At the halfway point of the season I wrote about the second half expectations for the Blue Jackets. I looked at my preseason goal predictions for each player, then predicted how I thought they would perform over the second half of the season. Before I got to that point, I briefly discussed the team results. At the outset of the season, I had predicted a total of 128 goals scored on the season. I was off by a bit here, as they came in at only 120. However, I was off by the same amount in their goals against, as I had predicted they would come in at 127 goals allowed over the full 48 game season. Instead, they finished with 119 goals against. Excuse me for a second while I pat myself on the bat for exactly nailing their goal differential. In my preseason predictions, I hit another point that I think probably raised some eyebrows at the time: that the Jackets offense would actually improve with Rick Nash off in New York. And believe it or not it did (barely). The Jackets scored 120 goals this season, or the equivalent pace of 205 goals over 82 games. Not a great number, but better than the 202 goals the Jackets scored in 2011-12. Continue reading Looking Back to Look Back: Reviewing Preseason and Second Half Predictions

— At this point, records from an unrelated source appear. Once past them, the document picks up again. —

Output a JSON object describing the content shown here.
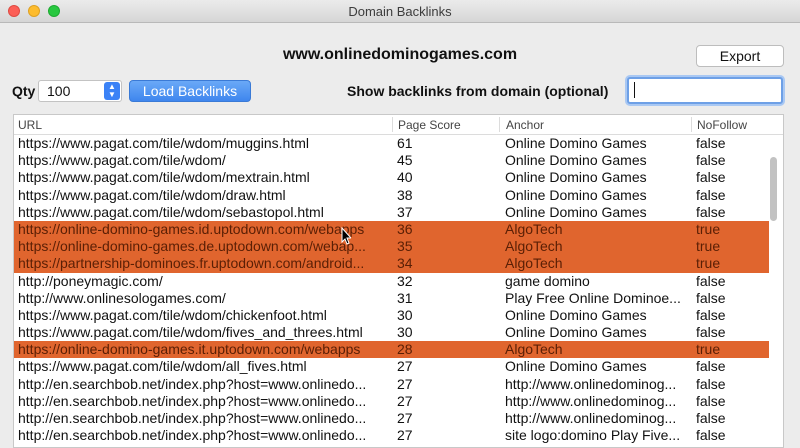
{
  "window": {
    "title": "Domain Backlinks"
  },
  "header": {
    "domain": "www.onlinedominogames.com",
    "export_label": "Export"
  },
  "controls": {
    "qty_label": "Qty",
    "qty_value": "100",
    "load_label": "Load Backlinks",
    "show_label": "Show backlinks from domain (optional)",
    "domain_value": ""
  },
  "table": {
    "columns": [
      "URL",
      "Page Score",
      "Anchor",
      "NoFollow"
    ],
    "rows": [
      {
        "url": "https://www.pagat.com/tile/wdom/muggins.html",
        "score": "61",
        "anchor": "Online Domino Games",
        "nofollow": "false",
        "highlighted": false
      },
      {
        "url": "https://www.pagat.com/tile/wdom/",
        "score": "45",
        "anchor": "Online Domino Games",
        "nofollow": "false",
        "highlighted": false
      },
      {
        "url": "https://www.pagat.com/tile/wdom/mextrain.html",
        "score": "40",
        "anchor": "Online Domino Games",
        "nofollow": "false",
        "highlighted": false
      },
      {
        "url": "https://www.pagat.com/tile/wdom/draw.html",
        "score": "38",
        "anchor": "Online Domino Games",
        "nofollow": "false",
        "highlighted": false
      },
      {
        "url": "https://www.pagat.com/tile/wdom/sebastopol.html",
        "score": "37",
        "anchor": "Online Domino Games",
        "nofollow": "false",
        "highlighted": false
      },
      {
        "url": "https://online-domino-games.id.uptodown.com/webapps",
        "score": "36",
        "anchor": "AlgoTech",
        "nofollow": "true",
        "highlighted": true
      },
      {
        "url": "https://online-domino-games.de.uptodown.com/webap...",
        "score": "35",
        "anchor": "AlgoTech",
        "nofollow": "true",
        "highlighted": true
      },
      {
        "url": "https://partnership-dominoes.fr.uptodown.com/android...",
        "score": "34",
        "anchor": "AlgoTech",
        "nofollow": "true",
        "highlighted": true
      },
      {
        "url": "http://poneymagic.com/",
        "score": "32",
        "anchor": "game domino",
        "nofollow": "false",
        "highlighted": false
      },
      {
        "url": "http://www.onlinesologames.com/",
        "score": "31",
        "anchor": "Play Free Online Dominoe...",
        "nofollow": "false",
        "highlighted": false
      },
      {
        "url": "https://www.pagat.com/tile/wdom/chickenfoot.html",
        "score": "30",
        "anchor": "Online Domino Games",
        "nofollow": "false",
        "highlighted": false
      },
      {
        "url": "https://www.pagat.com/tile/wdom/fives_and_threes.html",
        "score": "30",
        "anchor": "Online Domino Games",
        "nofollow": "false",
        "highlighted": false
      },
      {
        "url": "https://online-domino-games.it.uptodown.com/webapps",
        "score": "28",
        "anchor": "AlgoTech",
        "nofollow": "true",
        "highlighted": true
      },
      {
        "url": "https://www.pagat.com/tile/wdom/all_fives.html",
        "score": "27",
        "anchor": "Online Domino Games",
        "nofollow": "false",
        "highlighted": false
      },
      {
        "url": "http://en.searchbob.net/index.php?host=www.onlinedo...",
        "score": "27",
        "anchor": "http://www.onlinedominog...",
        "nofollow": "false",
        "highlighted": false
      },
      {
        "url": "http://en.searchbob.net/index.php?host=www.onlinedo...",
        "score": "27",
        "anchor": "http://www.onlinedominog...",
        "nofollow": "false",
        "highlighted": false
      },
      {
        "url": "http://en.searchbob.net/index.php?host=www.onlinedo...",
        "score": "27",
        "anchor": "http://www.onlinedominog...",
        "nofollow": "false",
        "highlighted": false
      },
      {
        "url": "http://en.searchbob.net/index.php?host=www.onlinedo...",
        "score": "27",
        "anchor": "site logo:domino Play Five...",
        "nofollow": "false",
        "highlighted": false
      }
    ]
  },
  "colors": {
    "highlight_row": "#e0652e",
    "accent": "#3f86ee"
  }
}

Ah the Lady Byng. Every NHLer’s least favorite award. The official description reads as such: ”Outstanding sportsmanship and gentlemanly conduct combined with a high standard of playing ability.” In general, this award tends to go to the good player with the least number of penalty minutes. Or, as many think of it, the good player who is also the biggest pansy. I object to that description, as there are a number of Jacket players who fit the bill this year, while also playing very hard shift in, and shift out, taking abuse, going to the corners, and playing a tough game in general. However, what sets those players apart from the Matt Calverts and Brandon Dubinskys is their ability to do so without putting the Jackets shorthanded very often, constantly being good sports, and playing like gentlemen. And the award goes to…… Continue reading 2013 tUB Awards: The Lady Byng Memorial Trophy